Human intervention has played a major role in many of the world’s more recent animal extinctions, but according to a new study, our Ice Age ancestors may have been responsible for the disappearance of prehistoric “megafauna” such as the wooly mammoth and the saber-toothed tiger. By using innovative statistical analysis to trace migrations and extinction rates, a team of researchers has found that Earth’s ancient giant mammals tended to die out shortly after humans moved into their neighborhood.
For decades now, scientists have debated why prehistoric behemoths such as the wooly mammoth, the wooly rhino, the saber-toothed tiger and the giant armadillo all went extinct between 80,000 and 10,000 years ago. Climate change, species-wide disease outbreaks and even a massive asteroid impact have been put forward as possible causes of their disappearance, but new evidence places the majority of the blame on a single source: mankind.
As part of a study recently published in the journal Ecography, scholars from the universities of Exeter and Cambridge conducted an exhaustive statistical analysis that cross-referenced ancient climate and human migration data with the suspected extinction dates for different species of “megafauna”—the collective name for the massive mammals that once roamed the planet. The results showed that while climate spikes certainly played a part in the disappearance of creatures like the wooly mammoth, they weren’t completely wiped out until humans invaded their turf.
“As far as we are concerned, this research is the nail in the coffin of this 50-year debate—humans were the dominant cause of the extinction of megafauna,” lead author Lewis J. Bartlett said in a University of Exeter press release. “What we don’t know is what it was about these early settlers that caused this demise. Were they killing them for food, was it early use of fire or were they driven out of their habitats? Our analysis doesn’t differentiate, but we can say that it was caused by human activity more than by climate change. It debunks the myth of early humans living in harmony with nature.”

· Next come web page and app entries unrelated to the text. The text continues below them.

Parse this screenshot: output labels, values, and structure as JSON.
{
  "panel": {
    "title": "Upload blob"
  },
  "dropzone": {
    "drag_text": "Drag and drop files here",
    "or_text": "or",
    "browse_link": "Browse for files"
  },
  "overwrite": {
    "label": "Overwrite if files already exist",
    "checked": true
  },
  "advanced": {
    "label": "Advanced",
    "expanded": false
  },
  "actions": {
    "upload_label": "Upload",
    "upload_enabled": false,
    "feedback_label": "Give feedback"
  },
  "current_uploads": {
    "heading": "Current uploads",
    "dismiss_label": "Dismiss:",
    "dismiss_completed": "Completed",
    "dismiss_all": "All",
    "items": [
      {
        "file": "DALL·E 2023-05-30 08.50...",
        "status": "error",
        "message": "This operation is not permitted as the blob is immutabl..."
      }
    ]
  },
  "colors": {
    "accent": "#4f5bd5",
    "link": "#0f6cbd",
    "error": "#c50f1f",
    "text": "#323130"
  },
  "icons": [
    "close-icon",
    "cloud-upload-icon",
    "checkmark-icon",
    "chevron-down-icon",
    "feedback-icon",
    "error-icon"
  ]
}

Researchers have long struggled to explain the peculiar circumstances of the megafauna die-off that took place during the late-Pleistocene and early Holocene epochs—an event known as the Quaternary extinction. While many of the planet’s large terrestrial creatures vanished in the span of just 70,000 years—a blink of an eye in geological terms—the disappearances occurred at different periods on each continent. Even stranger, similar mass extinctions didn’t take place among smaller animals or marine life.
In recent years, debate over what caused the mysterious cull has largely centered on human intervention and climate change. Proponents of the climate theory argue that rapid temperature spikes drove the animals to extinction by transforming their habitat and reducing their food supply. Other scientists point the finger at Ice Age-era humans, who may have outcompeted the animals for resources or killed them off by hunting—an idea known as the “overkill hypothesis.” It’s widely accepted that early human colonists drove the massive moa birds of New Zealand into extinction, and anthropologists have discovered the remains of more than a dozen North American mastodons and mammoths that appear to have been killed by prehistoric hunter-gatherers.
The researchers in the new study used fossil records, literature reviews and high-resolution climate reconstructions to get a clearer picture of how climate and human colonization may have figured in megafaunal extinction. To account for discrepancies in the dating, the team used computer modeling to repeat the analysis over a range of 1,000 different “extinction scenarios.” The findings showed that extinctions followed a pattern that closely matched human migration across the globe, which suggests that mankind may have had a central role in the creatures’ demise. Climate change also played a part, but according to the researchers, its impact was less pronounced and unfolded over a significantly longer time period.
The models also indicate that human impact on extinction rates varied from place to place. In small and isolated habitats like islands, megafaunal die-offs tended to peak at around 8,000 years after humans arrived. On continents, the process took much longer, anywhere from 10,000 to 12,000 years. The researchers say their simulations proved least reliable for continental Asia, where neither human nor climate factors appear to have caused large-scale extinctions. “Whilst our models explain very well the timing and extent of extinctions for most of the world, mainland Asia remains a mystery,” said Cambridge University’s Dr. Andrea Manica. “According to the fossil record, that region suffered very low rates of extinctions. Understanding why megafauna in mainland Asia is so resilient is the next big question.”
The new study is only the latest chapter in the ongoing debate over megafaunal mass extinction. Just last month, researchers from the universities of Adelaide and New South Wales in Australia published a paper in the journal Science that found completely different results about the role humans and climate change played in the die-offs.
That study compared ancient DNA and radiocarbon data against geologic records of late-Pleistocene climate and concluded that rapidly warming temperatures—not humans—were the driving force in wiping out the wooly mammoth and its supersized brethren.